Further Analysis of the 2017-18 WA State Legislature

This is my second post looking at the data from the 2017-18 Washington State Legislative Session. the first part of this blog can be read here

After some time looking at different bills that did pass, I started to wonder if a bill was more likely to pass if it had more sponsors. First I took the 647 bills passed by the Legislation and signed into law by Governor and looked up how many co-sponsors each bill had:

Then I I took every bill that was introduced but did not become law and counted up the sponsors for these:

So it appears that the number of sponsors is not particulary predictive for a bill becoming law. The three bills introduced in the Senate with the highest number of Sponsors were:

Bill Sponsor count Summary
5598 40 Granting relatives, including but not limited to grandparents, the right to seek visitation with a child through the courts.
6037 28 Concerning the uniform parentage act.
5375 27 Renaming the cancer research endowment authority to the Andy Hill cancer research endowment.

And in the House:

Bill Sponsor count Summary
2282 52 Protecting an open internet in Washington state.
1714 45 Concerning nursing staffing practices at hospitals.
1400 42 Creating Washington state aviation special license plates.

In November 2017, Manka Dhingra won a special election and the Washington State Senate flipped from Republican held to Democrat held.
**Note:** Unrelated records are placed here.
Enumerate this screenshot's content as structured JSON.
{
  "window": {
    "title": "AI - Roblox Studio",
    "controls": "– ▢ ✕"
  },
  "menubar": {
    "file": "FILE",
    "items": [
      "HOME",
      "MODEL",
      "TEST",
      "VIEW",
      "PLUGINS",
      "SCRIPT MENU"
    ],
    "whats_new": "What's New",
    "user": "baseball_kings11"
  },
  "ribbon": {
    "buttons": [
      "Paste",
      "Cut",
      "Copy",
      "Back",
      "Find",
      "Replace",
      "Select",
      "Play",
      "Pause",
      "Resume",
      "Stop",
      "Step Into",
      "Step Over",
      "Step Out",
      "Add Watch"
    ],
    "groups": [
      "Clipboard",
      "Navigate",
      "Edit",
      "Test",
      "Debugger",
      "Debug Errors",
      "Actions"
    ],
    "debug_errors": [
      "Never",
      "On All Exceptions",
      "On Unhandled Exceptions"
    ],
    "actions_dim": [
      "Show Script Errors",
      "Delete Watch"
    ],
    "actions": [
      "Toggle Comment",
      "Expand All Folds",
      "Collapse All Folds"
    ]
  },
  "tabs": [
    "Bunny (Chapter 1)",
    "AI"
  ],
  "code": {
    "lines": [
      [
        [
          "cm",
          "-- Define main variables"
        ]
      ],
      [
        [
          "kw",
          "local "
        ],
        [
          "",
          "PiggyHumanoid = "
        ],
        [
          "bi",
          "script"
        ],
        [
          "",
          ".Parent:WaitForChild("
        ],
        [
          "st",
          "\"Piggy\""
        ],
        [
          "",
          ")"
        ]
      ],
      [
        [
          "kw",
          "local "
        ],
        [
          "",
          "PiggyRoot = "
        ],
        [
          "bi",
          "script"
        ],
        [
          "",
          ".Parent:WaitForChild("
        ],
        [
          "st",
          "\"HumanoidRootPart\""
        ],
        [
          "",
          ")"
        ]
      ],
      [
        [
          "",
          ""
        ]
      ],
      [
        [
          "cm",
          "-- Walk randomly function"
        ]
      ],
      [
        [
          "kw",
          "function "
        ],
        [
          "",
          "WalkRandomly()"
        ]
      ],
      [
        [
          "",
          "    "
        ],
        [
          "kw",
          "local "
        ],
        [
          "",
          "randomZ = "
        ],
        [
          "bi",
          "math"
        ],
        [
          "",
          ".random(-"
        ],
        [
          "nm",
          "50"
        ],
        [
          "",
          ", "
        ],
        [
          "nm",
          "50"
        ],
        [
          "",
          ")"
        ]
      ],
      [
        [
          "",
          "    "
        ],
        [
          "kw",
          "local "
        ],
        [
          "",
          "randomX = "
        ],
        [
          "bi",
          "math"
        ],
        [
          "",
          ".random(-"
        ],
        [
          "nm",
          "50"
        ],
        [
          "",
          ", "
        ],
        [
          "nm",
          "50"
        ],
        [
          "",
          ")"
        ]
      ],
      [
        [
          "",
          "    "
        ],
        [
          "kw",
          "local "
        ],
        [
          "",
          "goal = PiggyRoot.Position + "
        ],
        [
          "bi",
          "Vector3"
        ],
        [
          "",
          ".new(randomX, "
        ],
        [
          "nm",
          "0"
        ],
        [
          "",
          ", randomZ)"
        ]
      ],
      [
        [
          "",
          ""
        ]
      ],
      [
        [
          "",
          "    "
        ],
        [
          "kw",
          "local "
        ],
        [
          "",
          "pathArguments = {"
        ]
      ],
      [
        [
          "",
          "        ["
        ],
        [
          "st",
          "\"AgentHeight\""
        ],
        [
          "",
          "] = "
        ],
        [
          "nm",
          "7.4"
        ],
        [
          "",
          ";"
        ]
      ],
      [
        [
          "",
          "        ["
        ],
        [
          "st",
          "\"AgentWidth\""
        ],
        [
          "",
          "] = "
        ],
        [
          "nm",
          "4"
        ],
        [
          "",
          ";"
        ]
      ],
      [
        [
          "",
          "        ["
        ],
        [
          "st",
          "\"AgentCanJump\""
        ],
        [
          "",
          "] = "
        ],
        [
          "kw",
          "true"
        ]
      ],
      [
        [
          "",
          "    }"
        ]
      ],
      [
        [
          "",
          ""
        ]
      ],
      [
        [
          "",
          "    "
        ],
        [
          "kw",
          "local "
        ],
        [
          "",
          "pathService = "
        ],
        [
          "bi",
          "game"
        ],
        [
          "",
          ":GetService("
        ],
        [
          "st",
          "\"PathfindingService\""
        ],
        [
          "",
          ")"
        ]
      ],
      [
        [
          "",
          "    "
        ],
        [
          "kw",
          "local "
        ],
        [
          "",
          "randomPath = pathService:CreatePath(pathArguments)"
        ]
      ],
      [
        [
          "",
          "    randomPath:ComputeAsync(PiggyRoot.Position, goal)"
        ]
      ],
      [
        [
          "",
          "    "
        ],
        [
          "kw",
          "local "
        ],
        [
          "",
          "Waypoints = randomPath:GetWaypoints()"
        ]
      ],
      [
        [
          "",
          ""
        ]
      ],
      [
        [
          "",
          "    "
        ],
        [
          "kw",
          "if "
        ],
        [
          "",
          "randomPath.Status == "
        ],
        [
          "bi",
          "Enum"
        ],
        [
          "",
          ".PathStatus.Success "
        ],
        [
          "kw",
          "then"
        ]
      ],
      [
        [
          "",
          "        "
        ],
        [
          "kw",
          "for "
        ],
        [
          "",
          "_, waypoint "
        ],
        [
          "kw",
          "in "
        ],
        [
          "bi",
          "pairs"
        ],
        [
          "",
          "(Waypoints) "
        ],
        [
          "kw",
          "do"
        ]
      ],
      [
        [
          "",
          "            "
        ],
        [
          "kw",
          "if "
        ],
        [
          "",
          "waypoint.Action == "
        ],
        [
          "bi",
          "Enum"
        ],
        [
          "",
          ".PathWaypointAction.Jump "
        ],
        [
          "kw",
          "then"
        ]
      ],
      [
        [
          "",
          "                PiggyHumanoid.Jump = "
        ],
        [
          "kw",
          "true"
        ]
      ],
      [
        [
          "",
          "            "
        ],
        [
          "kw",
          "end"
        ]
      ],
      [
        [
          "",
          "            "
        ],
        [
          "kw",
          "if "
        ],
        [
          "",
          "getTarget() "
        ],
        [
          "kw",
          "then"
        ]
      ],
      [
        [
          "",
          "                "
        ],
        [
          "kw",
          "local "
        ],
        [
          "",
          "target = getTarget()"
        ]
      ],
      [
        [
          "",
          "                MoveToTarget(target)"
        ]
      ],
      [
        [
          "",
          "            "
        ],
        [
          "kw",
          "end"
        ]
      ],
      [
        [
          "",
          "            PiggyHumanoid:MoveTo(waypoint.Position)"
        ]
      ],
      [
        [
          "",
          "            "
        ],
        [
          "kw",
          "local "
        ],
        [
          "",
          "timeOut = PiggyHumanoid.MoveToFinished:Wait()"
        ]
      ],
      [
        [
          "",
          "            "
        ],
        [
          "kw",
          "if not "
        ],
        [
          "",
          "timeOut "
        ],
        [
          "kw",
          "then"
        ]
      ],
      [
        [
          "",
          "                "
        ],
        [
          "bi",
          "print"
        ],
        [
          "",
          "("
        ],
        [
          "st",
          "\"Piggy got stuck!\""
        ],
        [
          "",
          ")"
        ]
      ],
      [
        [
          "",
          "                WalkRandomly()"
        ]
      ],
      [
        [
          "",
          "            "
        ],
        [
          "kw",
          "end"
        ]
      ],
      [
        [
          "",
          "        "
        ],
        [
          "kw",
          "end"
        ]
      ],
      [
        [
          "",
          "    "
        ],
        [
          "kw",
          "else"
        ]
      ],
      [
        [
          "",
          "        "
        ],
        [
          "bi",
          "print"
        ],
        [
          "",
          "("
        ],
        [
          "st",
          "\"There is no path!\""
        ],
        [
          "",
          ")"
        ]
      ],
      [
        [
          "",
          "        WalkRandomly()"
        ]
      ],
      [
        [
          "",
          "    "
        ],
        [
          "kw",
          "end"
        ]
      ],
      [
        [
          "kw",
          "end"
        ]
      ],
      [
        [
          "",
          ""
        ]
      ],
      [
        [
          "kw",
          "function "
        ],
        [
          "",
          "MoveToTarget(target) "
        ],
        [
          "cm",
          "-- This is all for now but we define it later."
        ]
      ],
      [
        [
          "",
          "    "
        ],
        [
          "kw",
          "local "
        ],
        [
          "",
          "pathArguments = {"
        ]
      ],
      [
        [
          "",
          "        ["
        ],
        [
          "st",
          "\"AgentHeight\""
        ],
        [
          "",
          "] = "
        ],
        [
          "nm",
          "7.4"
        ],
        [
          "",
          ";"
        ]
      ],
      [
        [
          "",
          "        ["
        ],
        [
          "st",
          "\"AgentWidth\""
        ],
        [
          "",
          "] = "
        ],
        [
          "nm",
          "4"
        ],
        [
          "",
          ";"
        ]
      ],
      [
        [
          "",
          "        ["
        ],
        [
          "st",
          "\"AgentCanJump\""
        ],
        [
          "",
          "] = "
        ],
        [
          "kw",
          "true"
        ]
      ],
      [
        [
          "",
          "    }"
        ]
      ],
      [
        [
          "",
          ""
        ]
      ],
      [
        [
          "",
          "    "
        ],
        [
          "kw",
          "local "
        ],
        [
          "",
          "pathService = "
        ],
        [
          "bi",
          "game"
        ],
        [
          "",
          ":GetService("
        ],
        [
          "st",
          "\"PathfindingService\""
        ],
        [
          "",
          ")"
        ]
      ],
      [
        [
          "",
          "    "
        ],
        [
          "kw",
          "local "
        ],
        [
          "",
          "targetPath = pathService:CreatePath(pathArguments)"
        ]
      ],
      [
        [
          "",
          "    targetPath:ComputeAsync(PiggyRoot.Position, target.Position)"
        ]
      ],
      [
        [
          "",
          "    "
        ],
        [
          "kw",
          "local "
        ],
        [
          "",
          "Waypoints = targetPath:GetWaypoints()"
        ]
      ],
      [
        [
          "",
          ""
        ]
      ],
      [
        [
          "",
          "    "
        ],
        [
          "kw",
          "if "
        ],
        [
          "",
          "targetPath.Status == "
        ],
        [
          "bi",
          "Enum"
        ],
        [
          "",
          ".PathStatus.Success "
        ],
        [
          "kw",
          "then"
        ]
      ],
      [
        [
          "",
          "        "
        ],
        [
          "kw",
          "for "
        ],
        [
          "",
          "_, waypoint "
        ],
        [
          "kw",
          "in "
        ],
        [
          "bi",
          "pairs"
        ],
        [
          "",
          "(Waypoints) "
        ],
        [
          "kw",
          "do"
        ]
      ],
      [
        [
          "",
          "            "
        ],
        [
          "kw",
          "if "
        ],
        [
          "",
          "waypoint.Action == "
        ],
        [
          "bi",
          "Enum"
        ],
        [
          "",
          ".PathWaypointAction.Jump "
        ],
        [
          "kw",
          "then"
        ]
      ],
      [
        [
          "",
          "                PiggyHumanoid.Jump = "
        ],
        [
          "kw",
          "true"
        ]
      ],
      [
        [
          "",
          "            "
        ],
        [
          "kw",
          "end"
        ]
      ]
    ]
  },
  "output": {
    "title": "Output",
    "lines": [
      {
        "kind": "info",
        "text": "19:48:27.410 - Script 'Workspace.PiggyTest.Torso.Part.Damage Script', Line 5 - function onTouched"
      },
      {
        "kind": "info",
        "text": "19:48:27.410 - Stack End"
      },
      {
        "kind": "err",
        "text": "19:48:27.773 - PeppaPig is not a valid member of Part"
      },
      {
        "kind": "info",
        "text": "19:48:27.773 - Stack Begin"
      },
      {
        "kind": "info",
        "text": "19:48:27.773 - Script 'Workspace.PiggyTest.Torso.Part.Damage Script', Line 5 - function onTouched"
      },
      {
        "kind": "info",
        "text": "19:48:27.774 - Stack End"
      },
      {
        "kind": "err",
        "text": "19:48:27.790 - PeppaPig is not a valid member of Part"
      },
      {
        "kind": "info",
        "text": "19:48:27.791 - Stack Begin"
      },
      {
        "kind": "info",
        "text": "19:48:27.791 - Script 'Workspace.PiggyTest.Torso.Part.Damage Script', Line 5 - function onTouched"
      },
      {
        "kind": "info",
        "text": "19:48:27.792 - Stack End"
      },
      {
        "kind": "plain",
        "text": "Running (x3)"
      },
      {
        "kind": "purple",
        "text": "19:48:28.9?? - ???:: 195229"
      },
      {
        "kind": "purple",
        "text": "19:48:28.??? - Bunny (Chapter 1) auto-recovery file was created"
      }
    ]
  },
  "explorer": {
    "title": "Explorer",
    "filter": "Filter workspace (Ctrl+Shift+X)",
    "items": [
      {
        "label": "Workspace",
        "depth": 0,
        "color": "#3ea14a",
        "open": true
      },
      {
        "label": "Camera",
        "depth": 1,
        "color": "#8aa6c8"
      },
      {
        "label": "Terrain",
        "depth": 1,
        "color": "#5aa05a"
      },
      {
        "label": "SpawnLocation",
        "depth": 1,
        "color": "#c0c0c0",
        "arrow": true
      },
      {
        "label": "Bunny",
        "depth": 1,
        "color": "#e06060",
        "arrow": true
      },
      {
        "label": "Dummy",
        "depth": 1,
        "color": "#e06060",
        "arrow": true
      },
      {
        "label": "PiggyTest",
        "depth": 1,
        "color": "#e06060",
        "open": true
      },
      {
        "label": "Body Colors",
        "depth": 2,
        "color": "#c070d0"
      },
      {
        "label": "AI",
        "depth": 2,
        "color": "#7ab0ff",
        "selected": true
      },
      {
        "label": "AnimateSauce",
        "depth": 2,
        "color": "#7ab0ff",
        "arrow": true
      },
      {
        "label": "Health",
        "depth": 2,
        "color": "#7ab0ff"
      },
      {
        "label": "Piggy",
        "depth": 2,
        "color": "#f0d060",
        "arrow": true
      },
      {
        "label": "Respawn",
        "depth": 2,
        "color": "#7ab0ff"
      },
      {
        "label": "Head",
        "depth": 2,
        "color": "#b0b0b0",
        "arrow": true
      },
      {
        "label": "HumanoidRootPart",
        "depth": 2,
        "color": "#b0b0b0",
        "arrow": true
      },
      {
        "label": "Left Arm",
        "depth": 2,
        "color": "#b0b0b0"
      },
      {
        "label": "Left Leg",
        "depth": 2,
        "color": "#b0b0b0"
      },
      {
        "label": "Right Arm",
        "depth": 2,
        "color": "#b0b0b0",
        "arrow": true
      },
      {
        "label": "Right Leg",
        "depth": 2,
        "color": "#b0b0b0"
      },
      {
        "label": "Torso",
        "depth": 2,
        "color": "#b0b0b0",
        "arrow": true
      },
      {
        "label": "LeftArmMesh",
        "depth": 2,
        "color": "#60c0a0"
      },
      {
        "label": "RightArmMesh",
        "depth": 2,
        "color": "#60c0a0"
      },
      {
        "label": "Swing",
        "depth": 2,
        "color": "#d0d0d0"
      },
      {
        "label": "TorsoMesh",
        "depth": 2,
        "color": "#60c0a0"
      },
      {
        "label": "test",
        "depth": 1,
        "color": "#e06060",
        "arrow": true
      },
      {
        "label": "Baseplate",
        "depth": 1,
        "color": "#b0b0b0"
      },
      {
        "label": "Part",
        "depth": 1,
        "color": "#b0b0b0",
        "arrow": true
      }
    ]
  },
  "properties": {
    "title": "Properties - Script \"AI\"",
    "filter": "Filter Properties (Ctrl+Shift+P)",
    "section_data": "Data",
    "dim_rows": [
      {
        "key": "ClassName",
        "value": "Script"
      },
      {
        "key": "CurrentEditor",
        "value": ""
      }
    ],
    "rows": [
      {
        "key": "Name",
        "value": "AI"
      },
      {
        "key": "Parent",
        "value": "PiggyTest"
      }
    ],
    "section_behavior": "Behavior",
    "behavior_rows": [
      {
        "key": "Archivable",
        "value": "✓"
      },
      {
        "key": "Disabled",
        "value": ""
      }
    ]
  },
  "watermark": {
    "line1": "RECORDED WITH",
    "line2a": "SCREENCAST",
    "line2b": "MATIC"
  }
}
Initially I wanted to focus on the number of bills passed by a Republican held Senate versus a Democrat held Senate but there were too many extraneous variables such as passing a budget and a shorter session in 2018. Instead, I decided to focus on the number of Yea votes by bill

Many of the bills passed were with almost overwhelming support, which is refreshing to see that there is quite a bit of bipartisanship in Washington State in 2018.

As always, analysis code on GitHub